Courthouse News reported: “In its dismissal motion, the government said the challengers are trying to intrude on Congress’s authority to oversee military affairs, and their claims are precluded by the U.S. Supreme Court 1981 ruling in Rostker v. Goldberg, involving men who made similar sex-discrimination arguments about draft-registration rules.

“Justices Byron White wrote a dissent, joined by Justice William Brennan, who also joined a separate dissent by Justice Thurgood Marshall. The 6-3 majority in Rostker held that because women were excluded from combat, there was no need to draft them, so the male-only rule was constitutional.”

But since the military now allows women to fight alongside men, that reasoning didn’t hold.

“Regarding Rostker’s holding that the male-only draft did not violate the Constitution, the factual circumstances of this case are different. … Now, women can serve in combat roles,” Miller wrote.

The lawsuit dates to April 2013 in Los Angeles federal court. But since Lesmeister was not a coalition member, the case was transferred to the Southern District of Texas — Lesmeister lives near Houston.

In August 2017, the NCFM added member Anthony Davis as a plaintiff.

“Judge Miller found the addition of Davis was enough for the coalition to establish ‘associational standing,’” said Courthouse News.

In his 19-page judgment Friday, Miller added: “Had Congress compared male and female rates of physical eligibility, for example, and concluded that it was not administratively wise to draft women, the court may have been bound to defer to Congress’s judgment. Instead, at most, it appears that Congress obliquely relied on assumptions and overly broad stereotypes about women and their ability to fulfill combat roles.”

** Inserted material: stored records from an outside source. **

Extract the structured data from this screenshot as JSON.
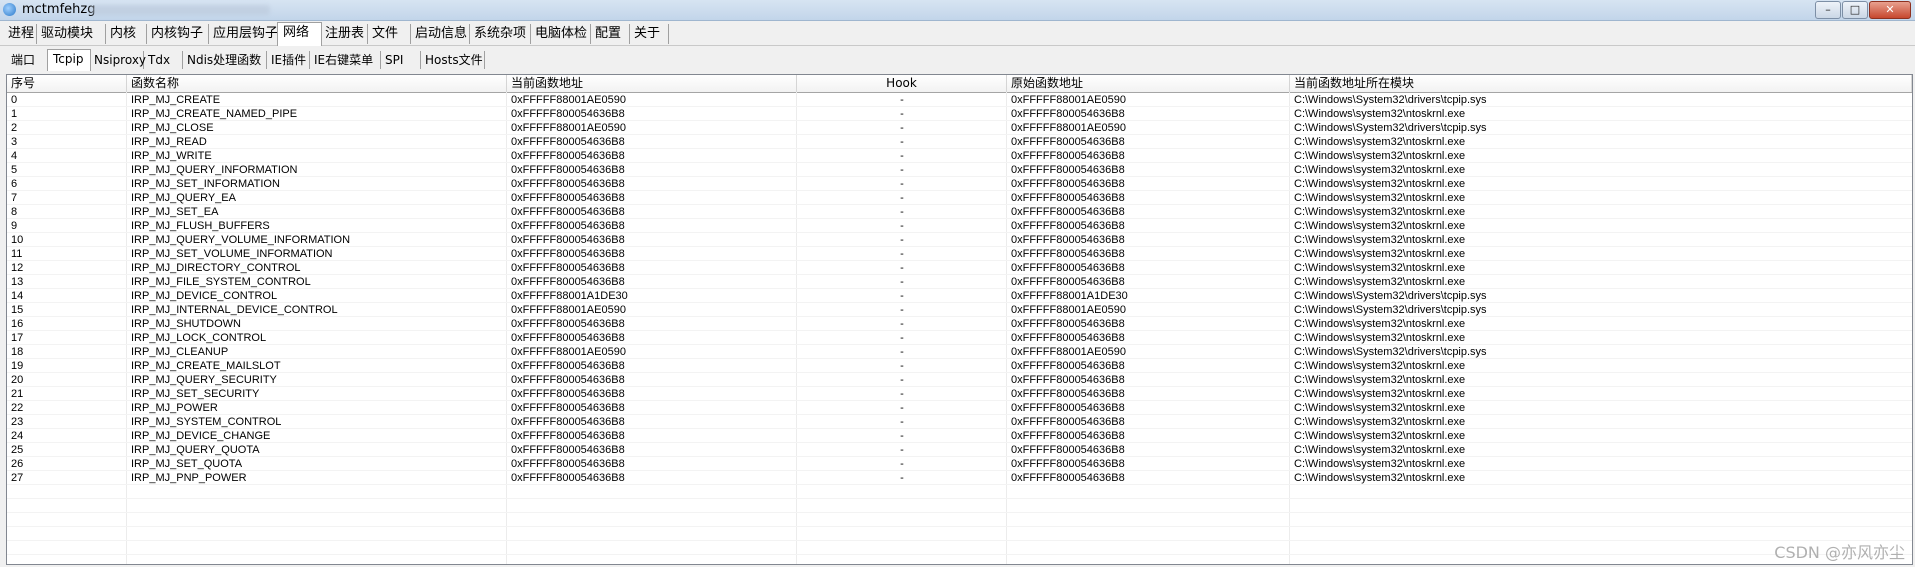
{
  "window": {
    "title": "mctmfehzg",
    "minimize_label": "–",
    "maximize_label": "□",
    "close_label": "✕"
  },
  "menu_tabs": [
    "进程",
    "驱动模块",
    "内核",
    "内核钩子",
    "应用层钩子",
    "网络",
    "注册表",
    "文件",
    "启动信息",
    "系统杂项",
    "电脑体检",
    "配置",
    "关于"
  ],
  "active_menu_tab": "网络",
  "sub_tabs": [
    "端口",
    "Tcpip",
    "Nsiproxy",
    "Tdx",
    "Ndis处理函数",
    "IE插件",
    "IE右键菜单",
    "SPI",
    "Hosts文件"
  ],
  "active_sub_tab": "Tcpip",
  "table": {
    "columns": [
      "序号",
      "函数名称",
      "当前函数地址",
      "Hook",
      "原始函数地址",
      "当前函数地址所在模块"
    ],
    "rows": [
      [
        "0",
        "IRP_MJ_CREATE",
        "0xFFFFF88001AE0590",
        "-",
        "0xFFFFF88001AE0590",
        "C:\\Windows\\System32\\drivers\\tcpip.sys"
      ],
      [
        "1",
        "IRP_MJ_CREATE_NAMED_PIPE",
        "0xFFFFF800054636B8",
        "-",
        "0xFFFFF800054636B8",
        "C:\\Windows\\system32\\ntoskrnl.exe"
      ],
      [
        "2",
        "IRP_MJ_CLOSE",
        "0xFFFFF88001AE0590",
        "-",
        "0xFFFFF88001AE0590",
        "C:\\Windows\\System32\\drivers\\tcpip.sys"
      ],
      [
        "3",
        "IRP_MJ_READ",
        "0xFFFFF800054636B8",
        "-",
        "0xFFFFF800054636B8",
        "C:\\Windows\\system32\\ntoskrnl.exe"
      ],
      [
        "4",
        "IRP_MJ_WRITE",
        "0xFFFFF800054636B8",
        "-",
        "0xFFFFF800054636B8",
        "C:\\Windows\\system32\\ntoskrnl.exe"
      ],
      [
        "5",
        "IRP_MJ_QUERY_INFORMATION",
        "0xFFFFF800054636B8",
        "-",
        "0xFFFFF800054636B8",
        "C:\\Windows\\system32\\ntoskrnl.exe"
      ],
      [
        "6",
        "IRP_MJ_SET_INFORMATION",
        "0xFFFFF800054636B8",
        "-",
        "0xFFFFF800054636B8",
        "C:\\Windows\\system32\\ntoskrnl.exe"
      ],
      [
        "7",
        "IRP_MJ_QUERY_EA",
        "0xFFFFF800054636B8",
        "-",
        "0xFFFFF800054636B8",
        "C:\\Windows\\system32\\ntoskrnl.exe"
      ],
      [
        "8",
        "IRP_MJ_SET_EA",
        "0xFFFFF800054636B8",
        "-",
        "0xFFFFF800054636B8",
        "C:\\Windows\\system32\\ntoskrnl.exe"
      ],
      [
        "9",
        "IRP_MJ_FLUSH_BUFFERS",
        "0xFFFFF800054636B8",
        "-",
        "0xFFFFF800054636B8",
        "C:\\Windows\\system32\\ntoskrnl.exe"
      ],
      [
        "10",
        "IRP_MJ_QUERY_VOLUME_INFORMATION",
        "0xFFFFF800054636B8",
        "-",
        "0xFFFFF800054636B8",
        "C:\\Windows\\system32\\ntoskrnl.exe"
      ],
      [
        "11",
        "IRP_MJ_SET_VOLUME_INFORMATION",
        "0xFFFFF800054636B8",
        "-",
        "0xFFFFF800054636B8",
        "C:\\Windows\\system32\\ntoskrnl.exe"
      ],
      [
        "12",
        "IRP_MJ_DIRECTORY_CONTROL",
        "0xFFFFF800054636B8",
        "-",
        "0xFFFFF800054636B8",
        "C:\\Windows\\system32\\ntoskrnl.exe"
      ],
      [
        "13",
        "IRP_MJ_FILE_SYSTEM_CONTROL",
        "0xFFFFF800054636B8",
        "-",
        "0xFFFFF800054636B8",
        "C:\\Windows\\system32\\ntoskrnl.exe"
      ],
      [
        "14",
        "IRP_MJ_DEVICE_CONTROL",
        "0xFFFFF88001A1DE30",
        "-",
        "0xFFFFF88001A1DE30",
        "C:\\Windows\\System32\\drivers\\tcpip.sys"
      ],
      [
        "15",
        "IRP_MJ_INTERNAL_DEVICE_CONTROL",
        "0xFFFFF88001AE0590",
        "-",
        "0xFFFFF88001AE0590",
        "C:\\Windows\\System32\\drivers\\tcpip.sys"
      ],
      [
        "16",
        "IRP_MJ_SHUTDOWN",
        "0xFFFFF800054636B8",
        "-",
        "0xFFFFF800054636B8",
        "C:\\Windows\\system32\\ntoskrnl.exe"
      ],
      [
        "17",
        "IRP_MJ_LOCK_CONTROL",
        "0xFFFFF800054636B8",
        "-",
        "0xFFFFF800054636B8",
        "C:\\Windows\\system32\\ntoskrnl.exe"
      ],
      [
        "18",
        "IRP_MJ_CLEANUP",
        "0xFFFFF88001AE0590",
        "-",
        "0xFFFFF88001AE0590",
        "C:\\Windows\\System32\\drivers\\tcpip.sys"
      ],
      [
        "19",
        "IRP_MJ_CREATE_MAILSLOT",
        "0xFFFFF800054636B8",
        "-",
        "0xFFFFF800054636B8",
        "C:\\Windows\\system32\\ntoskrnl.exe"
      ],
      [
        "20",
        "IRP_MJ_QUERY_SECURITY",
        "0xFFFFF800054636B8",
        "-",
        "0xFFFFF800054636B8",
        "C:\\Windows\\system32\\ntoskrnl.exe"
      ],
      [
        "21",
        "IRP_MJ_SET_SECURITY",
        "0xFFFFF800054636B8",
        "-",
        "0xFFFFF800054636B8",
        "C:\\Windows\\system32\\ntoskrnl.exe"
      ],
      [
        "22",
        "IRP_MJ_POWER",
        "0xFFFFF800054636B8",
        "-",
        "0xFFFFF800054636B8",
        "C:\\Windows\\system32\\ntoskrnl.exe"
      ],
      [
        "23",
        "IRP_MJ_SYSTEM_CONTROL",
        "0xFFFFF800054636B8",
        "-",
        "0xFFFFF800054636B8",
        "C:\\Windows\\system32\\ntoskrnl.exe"
      ],
      [
        "24",
        "IRP_MJ_DEVICE_CHANGE",
        "0xFFFFF800054636B8",
        "-",
        "0xFFFFF800054636B8",
        "C:\\Windows\\system32\\ntoskrnl.exe"
      ],
      [
        "25",
        "IRP_MJ_QUERY_QUOTA",
        "0xFFFFF800054636B8",
        "-",
        "0xFFFFF800054636B8",
        "C:\\Windows\\system32\\ntoskrnl.exe"
      ],
      [
        "26",
        "IRP_MJ_SET_QUOTA",
        "0xFFFFF800054636B8",
        "-",
        "0xFFFFF800054636B8",
        "C:\\Windows\\system32\\ntoskrnl.exe"
      ],
      [
        "27",
        "IRP_MJ_PNP_POWER",
        "0xFFFFF800054636B8",
        "-",
        "0xFFFFF800054636B8",
        "C:\\Windows\\system32\\ntoskrnl.exe"
      ]
    ]
  },
  "watermark": "CSDN @亦风亦尘"
}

Miller says the government didn’t prove that the male-only registration requirement continues to be substantially related to Congress’s objective of raising and supporting armies.

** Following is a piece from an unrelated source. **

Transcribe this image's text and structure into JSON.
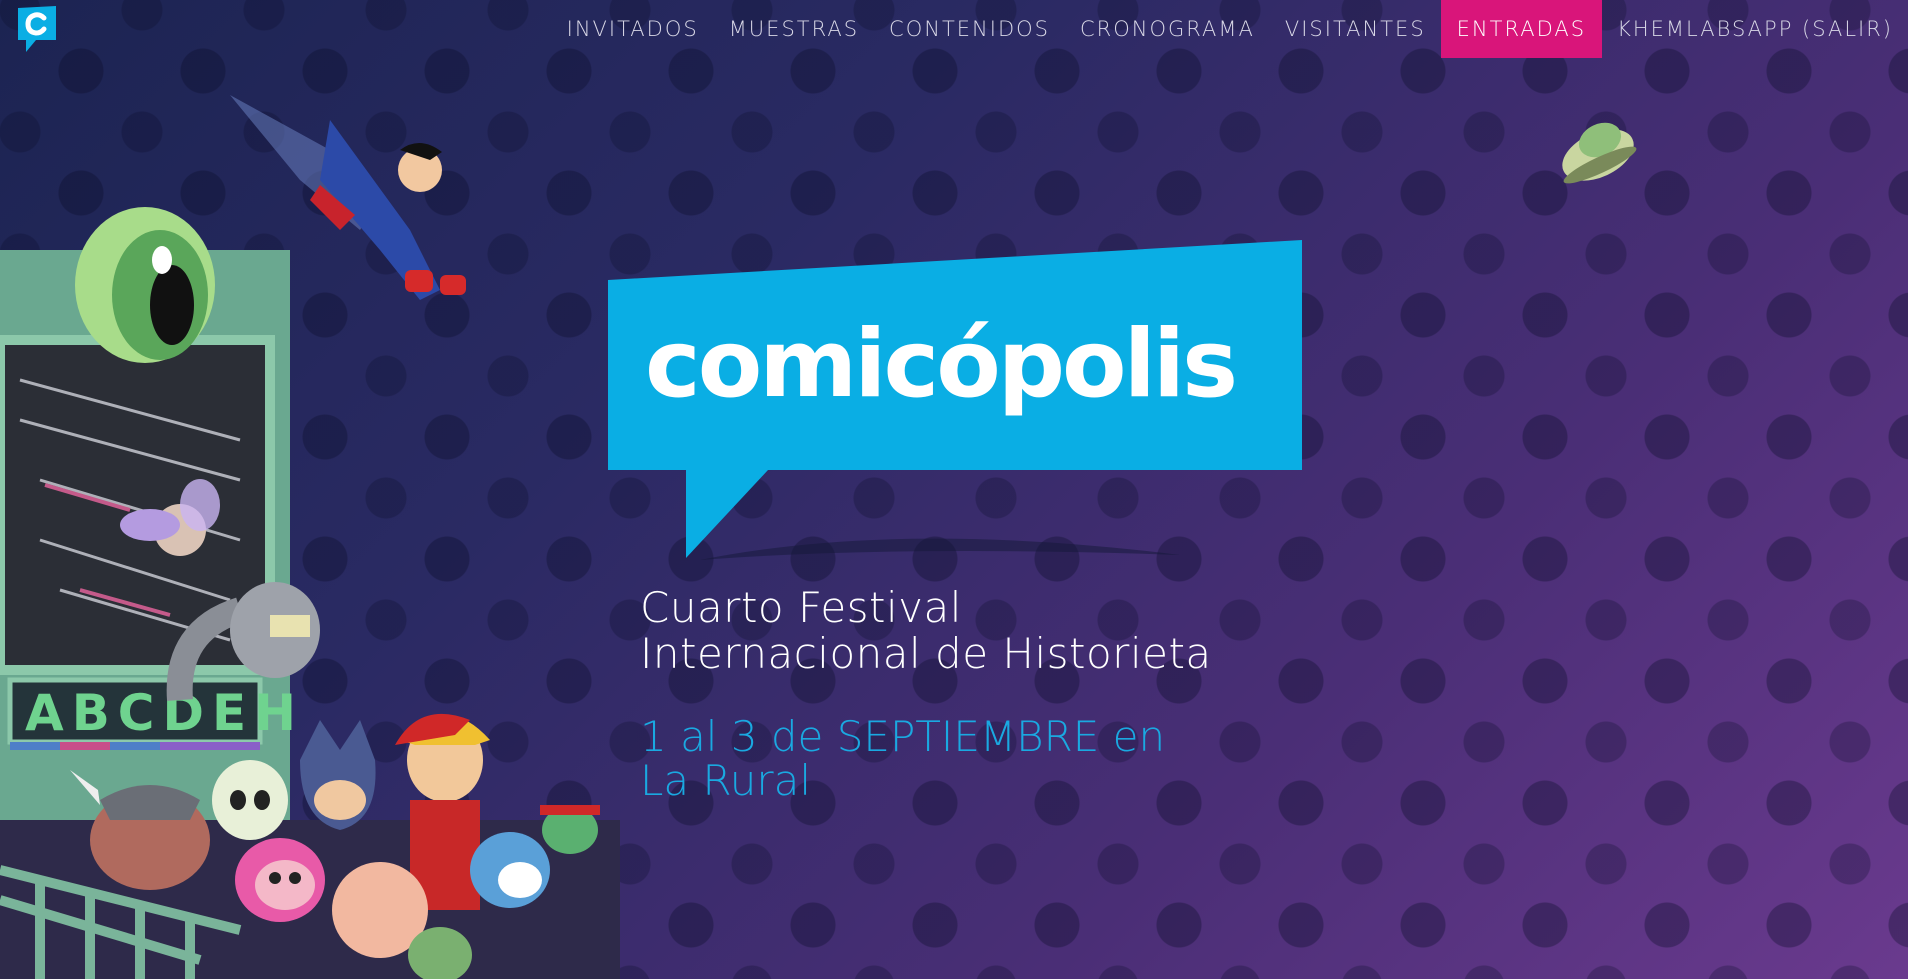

According to government figures, 9 percent of U.S. men 18-25 weren’t registered for the draft in 2017.

The Selective Service System had nearly 17 million registrant names and addresses on file.

*Correction: An earlier version of this story incorrectly said the judge ordered the government to have women register for the draft.

Updated at 9:45 a.m. Feb. 25, 2019